**** EXTRACTED DATA ****

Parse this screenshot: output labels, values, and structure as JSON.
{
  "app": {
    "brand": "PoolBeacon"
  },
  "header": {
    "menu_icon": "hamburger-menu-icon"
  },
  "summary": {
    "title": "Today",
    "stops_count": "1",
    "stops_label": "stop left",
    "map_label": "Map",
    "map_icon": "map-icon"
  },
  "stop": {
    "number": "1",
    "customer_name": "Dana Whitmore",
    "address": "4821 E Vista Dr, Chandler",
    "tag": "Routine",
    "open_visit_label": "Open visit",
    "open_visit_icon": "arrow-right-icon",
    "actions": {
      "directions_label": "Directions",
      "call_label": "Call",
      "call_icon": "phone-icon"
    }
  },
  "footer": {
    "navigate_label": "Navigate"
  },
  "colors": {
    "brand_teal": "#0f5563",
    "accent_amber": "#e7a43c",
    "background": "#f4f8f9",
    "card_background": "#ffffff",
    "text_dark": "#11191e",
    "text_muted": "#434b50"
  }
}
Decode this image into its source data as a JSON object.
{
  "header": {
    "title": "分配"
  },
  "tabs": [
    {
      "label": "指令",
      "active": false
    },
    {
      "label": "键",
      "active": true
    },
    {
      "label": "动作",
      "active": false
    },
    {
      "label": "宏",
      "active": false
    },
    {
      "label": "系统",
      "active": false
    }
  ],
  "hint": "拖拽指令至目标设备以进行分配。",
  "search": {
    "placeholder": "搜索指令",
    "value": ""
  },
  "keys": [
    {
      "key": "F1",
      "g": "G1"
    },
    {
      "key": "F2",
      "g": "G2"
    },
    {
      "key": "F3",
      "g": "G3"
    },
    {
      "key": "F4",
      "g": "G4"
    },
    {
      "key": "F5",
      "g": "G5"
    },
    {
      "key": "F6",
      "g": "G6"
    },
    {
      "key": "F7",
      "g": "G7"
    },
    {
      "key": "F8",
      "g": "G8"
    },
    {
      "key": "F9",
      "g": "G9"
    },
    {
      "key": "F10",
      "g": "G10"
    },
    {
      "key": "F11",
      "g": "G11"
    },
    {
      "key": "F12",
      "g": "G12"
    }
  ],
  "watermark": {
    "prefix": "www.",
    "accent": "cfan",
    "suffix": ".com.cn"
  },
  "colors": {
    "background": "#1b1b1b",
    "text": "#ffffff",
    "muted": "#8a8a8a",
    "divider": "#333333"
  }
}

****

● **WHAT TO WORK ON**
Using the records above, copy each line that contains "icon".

● **THE COMPLETED TASK**
    "menu_icon": "hamburger-menu-icon"
    "map_icon": "map-icon"
    "open_visit_icon": "arrow-right-icon",
      "call_icon": "phone-icon"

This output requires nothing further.